No Renegotiation Unless Cameron Backs an EU Army, Demands Merkel

Soldiers of a Eurocorps detachment raise the European Union flag to mark the inaugural European Parliament session on June 30, 2014, in front of the European Parliament in Strasbourg, eastern France.

David Cameron will fail to secure any meaningful European Union (EU) renegotiation on behalf of Britain in advance of the country’s referendum on membership, unless he openly supports the idea of a unified EU army, according to German Chancellor Angela Merkel.

Mr Cameron had to make the concession of an EU referendum ahead of the British general election in May, even though he is on the record as having said he didn’t want do it. The Conservative Party was concerned over the rise of UKIP in 2015, and the promise of the referendum was seen as a way to stifle the party’s growth.

But he predicated the referendum on a “renegotiation” first – an idea that has been roundly ridiculed by Eurosceptics who believe that the EU project is fundamentally unalterable.

Now the German Chancellor has underscored that futility, by demanding Mr Cameron support Europe-wide army integration in exchange for any changes to Britain’s EU membership. For the past few years, the British political establishment claimed there were no plans for an EU army. The first major flashpoint of such a debate came in 2014, when UKIP leader Nigel Farage debated then Liberal Democrat Deputy Prime Minister ahead of the European elections.

Mr Clegg called the idea a “fantasy” that was “simply not going to happen”– a description which was soon debunked as it became clear at an EU Army was in fact in the plans of major EU bureaucrats.

The Telegraph quotes a Berlin source who said that Mrs Merkel’s defence plans would be a “favour” she would seek from Mr Cameron during the renegotiation process.

“If you want favours, you have to give favours,” the source told the paper.

“If Cameron wants a ‘flexible Europe’, he must let other members integrate further. Yes – opt out, opt out, opt out – and then shut up.”

A 10 point plan, thought to be sourced from Merkel’s CDU party said the Chancellor wants: “a permanent structured and coordinated cooperation of national armed forces in the medium term.

“In the long run, this process should according to the present German coalition agreement lead also to a European Army subject to Parliamentarian control.”

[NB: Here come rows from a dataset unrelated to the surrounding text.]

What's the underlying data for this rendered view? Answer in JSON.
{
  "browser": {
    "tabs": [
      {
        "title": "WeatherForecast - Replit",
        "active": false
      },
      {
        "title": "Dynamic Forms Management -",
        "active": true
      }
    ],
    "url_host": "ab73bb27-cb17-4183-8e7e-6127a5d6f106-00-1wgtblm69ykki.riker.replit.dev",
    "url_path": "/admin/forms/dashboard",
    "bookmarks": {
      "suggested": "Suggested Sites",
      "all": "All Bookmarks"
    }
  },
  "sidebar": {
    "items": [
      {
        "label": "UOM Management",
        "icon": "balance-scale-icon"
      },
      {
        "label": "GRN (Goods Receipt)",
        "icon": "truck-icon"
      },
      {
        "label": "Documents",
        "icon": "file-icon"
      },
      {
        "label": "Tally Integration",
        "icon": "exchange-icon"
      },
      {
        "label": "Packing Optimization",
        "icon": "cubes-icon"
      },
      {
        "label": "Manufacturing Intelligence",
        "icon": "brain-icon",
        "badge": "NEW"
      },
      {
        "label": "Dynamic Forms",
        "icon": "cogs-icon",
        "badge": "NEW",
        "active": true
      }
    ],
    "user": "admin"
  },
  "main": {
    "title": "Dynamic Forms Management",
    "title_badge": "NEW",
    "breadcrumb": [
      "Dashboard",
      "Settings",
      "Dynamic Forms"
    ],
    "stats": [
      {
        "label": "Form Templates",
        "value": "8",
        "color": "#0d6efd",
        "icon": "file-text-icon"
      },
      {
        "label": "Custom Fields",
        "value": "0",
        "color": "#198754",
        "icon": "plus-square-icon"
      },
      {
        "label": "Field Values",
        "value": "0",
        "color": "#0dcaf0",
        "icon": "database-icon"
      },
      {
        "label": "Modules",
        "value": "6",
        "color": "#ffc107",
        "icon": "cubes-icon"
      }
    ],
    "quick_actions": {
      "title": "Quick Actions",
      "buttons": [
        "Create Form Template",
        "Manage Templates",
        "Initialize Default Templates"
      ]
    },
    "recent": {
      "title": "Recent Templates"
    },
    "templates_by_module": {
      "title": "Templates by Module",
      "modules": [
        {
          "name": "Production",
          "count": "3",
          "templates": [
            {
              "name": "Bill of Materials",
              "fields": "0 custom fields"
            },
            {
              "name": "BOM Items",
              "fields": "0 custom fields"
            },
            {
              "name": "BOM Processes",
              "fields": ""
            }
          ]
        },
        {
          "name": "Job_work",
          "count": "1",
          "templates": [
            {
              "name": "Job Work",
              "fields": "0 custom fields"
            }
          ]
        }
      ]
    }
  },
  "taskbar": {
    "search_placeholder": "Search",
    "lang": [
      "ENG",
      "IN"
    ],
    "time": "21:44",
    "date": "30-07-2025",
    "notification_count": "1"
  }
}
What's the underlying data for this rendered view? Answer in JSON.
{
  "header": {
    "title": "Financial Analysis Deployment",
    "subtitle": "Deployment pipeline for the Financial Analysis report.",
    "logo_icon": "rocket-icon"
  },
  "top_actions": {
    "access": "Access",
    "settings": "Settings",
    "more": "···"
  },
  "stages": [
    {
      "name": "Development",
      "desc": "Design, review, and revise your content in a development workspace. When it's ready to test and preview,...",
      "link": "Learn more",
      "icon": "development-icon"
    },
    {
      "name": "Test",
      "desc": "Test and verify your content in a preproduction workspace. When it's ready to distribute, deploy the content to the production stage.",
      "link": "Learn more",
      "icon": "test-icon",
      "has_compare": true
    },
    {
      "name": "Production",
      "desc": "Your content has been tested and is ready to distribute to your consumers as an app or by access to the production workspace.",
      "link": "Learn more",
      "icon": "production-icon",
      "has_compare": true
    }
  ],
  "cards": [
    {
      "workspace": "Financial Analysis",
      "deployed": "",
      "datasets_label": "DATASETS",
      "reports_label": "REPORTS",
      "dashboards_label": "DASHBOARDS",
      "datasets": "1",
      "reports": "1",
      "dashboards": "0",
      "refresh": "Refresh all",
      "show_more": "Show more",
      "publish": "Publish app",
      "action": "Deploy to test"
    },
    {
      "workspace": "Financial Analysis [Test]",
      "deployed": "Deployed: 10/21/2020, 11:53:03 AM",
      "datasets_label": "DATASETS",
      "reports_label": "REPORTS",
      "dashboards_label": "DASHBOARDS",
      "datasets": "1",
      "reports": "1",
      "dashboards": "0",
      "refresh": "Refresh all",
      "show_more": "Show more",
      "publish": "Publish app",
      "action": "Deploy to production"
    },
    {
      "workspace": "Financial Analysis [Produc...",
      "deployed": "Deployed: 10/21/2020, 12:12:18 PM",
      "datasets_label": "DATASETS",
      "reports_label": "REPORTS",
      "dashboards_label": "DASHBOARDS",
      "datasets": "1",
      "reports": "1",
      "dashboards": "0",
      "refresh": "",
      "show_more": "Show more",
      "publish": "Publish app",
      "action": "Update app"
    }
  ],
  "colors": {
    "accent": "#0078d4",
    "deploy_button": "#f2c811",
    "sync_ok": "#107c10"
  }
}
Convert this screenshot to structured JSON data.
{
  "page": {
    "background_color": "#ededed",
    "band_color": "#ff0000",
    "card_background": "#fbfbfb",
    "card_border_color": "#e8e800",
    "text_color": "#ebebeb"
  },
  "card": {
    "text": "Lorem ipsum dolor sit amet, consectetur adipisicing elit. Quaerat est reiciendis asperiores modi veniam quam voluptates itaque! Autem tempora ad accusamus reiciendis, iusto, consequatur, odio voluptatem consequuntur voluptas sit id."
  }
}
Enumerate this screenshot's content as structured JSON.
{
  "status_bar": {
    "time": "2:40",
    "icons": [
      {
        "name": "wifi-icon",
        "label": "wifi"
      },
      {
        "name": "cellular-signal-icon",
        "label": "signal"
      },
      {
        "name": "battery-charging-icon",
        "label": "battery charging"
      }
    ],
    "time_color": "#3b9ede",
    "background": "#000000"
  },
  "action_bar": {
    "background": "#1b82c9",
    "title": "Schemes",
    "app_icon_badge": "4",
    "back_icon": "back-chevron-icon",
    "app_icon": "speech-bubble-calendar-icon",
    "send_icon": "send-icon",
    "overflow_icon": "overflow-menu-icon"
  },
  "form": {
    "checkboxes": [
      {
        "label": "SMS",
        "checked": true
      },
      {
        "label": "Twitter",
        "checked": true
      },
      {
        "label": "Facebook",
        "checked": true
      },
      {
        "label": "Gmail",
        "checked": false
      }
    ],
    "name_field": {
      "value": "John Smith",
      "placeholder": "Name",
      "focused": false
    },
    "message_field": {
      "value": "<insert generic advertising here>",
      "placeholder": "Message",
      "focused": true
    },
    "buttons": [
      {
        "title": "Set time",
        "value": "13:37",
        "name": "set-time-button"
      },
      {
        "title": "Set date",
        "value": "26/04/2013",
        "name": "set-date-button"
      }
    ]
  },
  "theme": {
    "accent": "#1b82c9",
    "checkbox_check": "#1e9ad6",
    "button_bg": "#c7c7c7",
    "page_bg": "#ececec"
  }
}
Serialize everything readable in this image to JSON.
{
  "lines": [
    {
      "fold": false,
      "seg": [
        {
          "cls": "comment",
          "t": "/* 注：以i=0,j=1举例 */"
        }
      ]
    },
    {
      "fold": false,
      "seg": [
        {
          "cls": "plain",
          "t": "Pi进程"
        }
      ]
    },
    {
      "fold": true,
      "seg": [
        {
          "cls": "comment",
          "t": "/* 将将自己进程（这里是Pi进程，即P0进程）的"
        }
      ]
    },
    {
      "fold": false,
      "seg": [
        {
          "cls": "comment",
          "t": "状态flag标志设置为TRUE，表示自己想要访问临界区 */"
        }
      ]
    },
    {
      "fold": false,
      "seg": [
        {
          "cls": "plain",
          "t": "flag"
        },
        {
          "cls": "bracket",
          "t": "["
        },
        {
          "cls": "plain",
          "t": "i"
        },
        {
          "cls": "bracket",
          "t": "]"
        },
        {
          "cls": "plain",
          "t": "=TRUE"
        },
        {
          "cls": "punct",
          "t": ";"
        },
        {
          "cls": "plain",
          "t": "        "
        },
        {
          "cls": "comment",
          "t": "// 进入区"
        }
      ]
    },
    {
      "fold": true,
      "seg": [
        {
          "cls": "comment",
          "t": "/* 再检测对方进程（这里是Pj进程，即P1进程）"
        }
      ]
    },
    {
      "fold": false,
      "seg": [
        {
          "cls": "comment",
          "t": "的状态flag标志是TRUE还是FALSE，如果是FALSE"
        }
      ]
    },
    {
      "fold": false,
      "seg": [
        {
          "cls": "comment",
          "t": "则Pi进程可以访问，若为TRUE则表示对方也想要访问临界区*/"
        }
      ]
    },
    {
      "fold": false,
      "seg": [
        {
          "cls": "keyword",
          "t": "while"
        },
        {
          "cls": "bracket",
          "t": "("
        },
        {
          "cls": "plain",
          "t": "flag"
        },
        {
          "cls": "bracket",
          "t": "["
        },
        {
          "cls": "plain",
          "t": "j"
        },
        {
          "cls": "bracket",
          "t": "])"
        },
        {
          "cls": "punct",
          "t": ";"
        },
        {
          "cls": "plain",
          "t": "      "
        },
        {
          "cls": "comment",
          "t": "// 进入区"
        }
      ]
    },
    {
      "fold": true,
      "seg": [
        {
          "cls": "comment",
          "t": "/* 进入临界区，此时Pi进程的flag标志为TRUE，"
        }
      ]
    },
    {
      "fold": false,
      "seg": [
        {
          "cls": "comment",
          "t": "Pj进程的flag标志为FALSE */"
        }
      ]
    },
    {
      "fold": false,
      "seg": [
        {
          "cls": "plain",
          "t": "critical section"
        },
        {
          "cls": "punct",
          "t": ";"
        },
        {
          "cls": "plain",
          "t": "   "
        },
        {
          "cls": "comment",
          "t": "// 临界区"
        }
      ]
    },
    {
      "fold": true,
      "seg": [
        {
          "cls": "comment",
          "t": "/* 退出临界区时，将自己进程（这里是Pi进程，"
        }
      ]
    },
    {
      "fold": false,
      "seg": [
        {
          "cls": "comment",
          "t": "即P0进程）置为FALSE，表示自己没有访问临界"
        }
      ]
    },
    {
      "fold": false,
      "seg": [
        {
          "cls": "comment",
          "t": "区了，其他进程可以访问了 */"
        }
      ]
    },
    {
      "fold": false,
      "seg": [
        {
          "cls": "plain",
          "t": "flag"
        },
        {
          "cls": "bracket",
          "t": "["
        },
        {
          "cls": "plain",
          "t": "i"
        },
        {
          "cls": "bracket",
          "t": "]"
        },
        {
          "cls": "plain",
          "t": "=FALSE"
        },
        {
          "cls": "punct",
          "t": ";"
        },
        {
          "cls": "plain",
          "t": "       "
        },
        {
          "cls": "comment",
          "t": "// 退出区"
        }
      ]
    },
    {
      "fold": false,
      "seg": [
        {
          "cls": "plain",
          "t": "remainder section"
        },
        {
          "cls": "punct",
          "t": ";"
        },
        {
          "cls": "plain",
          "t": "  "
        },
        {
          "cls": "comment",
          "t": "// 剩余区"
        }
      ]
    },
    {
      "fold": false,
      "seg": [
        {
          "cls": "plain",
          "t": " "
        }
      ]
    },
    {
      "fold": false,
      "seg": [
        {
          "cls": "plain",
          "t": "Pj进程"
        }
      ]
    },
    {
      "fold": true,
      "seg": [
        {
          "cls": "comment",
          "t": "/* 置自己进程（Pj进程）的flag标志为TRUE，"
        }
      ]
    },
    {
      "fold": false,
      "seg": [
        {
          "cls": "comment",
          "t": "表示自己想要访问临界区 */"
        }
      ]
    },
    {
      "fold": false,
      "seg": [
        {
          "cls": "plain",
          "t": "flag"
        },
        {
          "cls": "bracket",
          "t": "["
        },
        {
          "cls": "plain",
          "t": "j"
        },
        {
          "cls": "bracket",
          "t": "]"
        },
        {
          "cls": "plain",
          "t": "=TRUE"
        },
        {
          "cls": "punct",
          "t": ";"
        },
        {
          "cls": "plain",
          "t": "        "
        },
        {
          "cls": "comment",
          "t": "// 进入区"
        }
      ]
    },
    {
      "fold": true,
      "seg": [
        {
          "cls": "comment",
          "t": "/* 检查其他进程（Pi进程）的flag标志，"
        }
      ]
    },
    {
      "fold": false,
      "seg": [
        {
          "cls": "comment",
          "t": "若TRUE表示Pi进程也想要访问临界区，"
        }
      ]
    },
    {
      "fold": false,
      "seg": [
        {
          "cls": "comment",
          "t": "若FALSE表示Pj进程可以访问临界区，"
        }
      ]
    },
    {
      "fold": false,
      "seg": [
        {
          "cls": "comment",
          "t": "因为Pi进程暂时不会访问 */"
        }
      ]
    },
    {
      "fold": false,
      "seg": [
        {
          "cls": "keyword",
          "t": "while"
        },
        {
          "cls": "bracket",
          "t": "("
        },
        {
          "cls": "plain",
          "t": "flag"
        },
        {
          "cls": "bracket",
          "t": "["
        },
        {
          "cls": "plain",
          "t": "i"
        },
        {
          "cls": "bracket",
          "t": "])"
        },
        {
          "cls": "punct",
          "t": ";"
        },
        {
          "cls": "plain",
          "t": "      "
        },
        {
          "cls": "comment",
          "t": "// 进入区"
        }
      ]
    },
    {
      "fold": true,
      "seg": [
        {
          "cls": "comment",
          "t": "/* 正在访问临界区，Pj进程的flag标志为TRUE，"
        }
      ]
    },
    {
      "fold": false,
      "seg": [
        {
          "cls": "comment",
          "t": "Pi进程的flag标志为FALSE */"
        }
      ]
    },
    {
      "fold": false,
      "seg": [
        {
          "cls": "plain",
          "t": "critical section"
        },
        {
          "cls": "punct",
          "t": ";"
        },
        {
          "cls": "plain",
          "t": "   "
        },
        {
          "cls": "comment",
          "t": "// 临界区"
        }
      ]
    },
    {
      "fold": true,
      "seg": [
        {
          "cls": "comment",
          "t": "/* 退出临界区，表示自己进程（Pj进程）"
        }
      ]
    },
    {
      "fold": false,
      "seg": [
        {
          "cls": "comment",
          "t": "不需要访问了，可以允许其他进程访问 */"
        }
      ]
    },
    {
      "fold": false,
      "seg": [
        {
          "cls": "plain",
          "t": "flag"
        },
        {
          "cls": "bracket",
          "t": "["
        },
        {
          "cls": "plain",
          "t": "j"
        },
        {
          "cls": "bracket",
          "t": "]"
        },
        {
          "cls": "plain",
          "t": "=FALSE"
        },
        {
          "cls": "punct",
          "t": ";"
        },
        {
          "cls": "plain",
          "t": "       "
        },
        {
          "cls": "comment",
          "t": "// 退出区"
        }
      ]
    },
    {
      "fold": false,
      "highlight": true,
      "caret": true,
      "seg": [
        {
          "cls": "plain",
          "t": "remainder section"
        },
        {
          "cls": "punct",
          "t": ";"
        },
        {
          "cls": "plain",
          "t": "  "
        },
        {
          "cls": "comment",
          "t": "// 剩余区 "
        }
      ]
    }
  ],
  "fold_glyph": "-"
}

It adds: “In the framework of NATO, a uniform European pillar will be more valuable and efficient for the USA than with the present rag-rug characterised by a lack of joint European planning, procurement, and interoperability.”